■ Work item ■
Count, in the data that follows, every line with the string "placeholder", and give that count as the whole reply.

Start of Block

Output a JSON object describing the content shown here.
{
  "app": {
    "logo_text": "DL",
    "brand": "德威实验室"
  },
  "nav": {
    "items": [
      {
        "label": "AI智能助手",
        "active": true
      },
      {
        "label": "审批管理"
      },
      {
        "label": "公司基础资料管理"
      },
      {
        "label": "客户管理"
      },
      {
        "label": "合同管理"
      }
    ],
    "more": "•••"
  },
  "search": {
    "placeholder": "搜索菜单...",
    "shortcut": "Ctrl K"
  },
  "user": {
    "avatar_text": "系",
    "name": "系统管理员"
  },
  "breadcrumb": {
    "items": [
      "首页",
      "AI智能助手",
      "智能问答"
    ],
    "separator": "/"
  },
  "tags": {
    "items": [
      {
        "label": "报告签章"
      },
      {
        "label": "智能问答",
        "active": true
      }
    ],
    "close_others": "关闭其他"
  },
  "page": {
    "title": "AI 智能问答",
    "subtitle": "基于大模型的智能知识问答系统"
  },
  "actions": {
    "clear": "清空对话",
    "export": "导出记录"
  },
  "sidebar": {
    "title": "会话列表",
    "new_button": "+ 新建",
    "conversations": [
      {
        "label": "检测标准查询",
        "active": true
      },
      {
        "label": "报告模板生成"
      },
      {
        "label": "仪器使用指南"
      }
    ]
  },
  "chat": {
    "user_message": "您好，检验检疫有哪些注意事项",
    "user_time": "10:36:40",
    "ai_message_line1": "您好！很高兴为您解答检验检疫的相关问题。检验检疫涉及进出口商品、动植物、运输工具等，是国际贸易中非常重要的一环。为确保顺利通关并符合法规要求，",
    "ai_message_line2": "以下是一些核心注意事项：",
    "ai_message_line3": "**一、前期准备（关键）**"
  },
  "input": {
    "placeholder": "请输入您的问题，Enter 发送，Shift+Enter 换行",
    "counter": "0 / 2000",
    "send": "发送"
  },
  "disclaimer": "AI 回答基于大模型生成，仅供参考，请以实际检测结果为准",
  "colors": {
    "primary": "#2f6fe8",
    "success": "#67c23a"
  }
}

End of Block

■ Answer to the exercise ■
2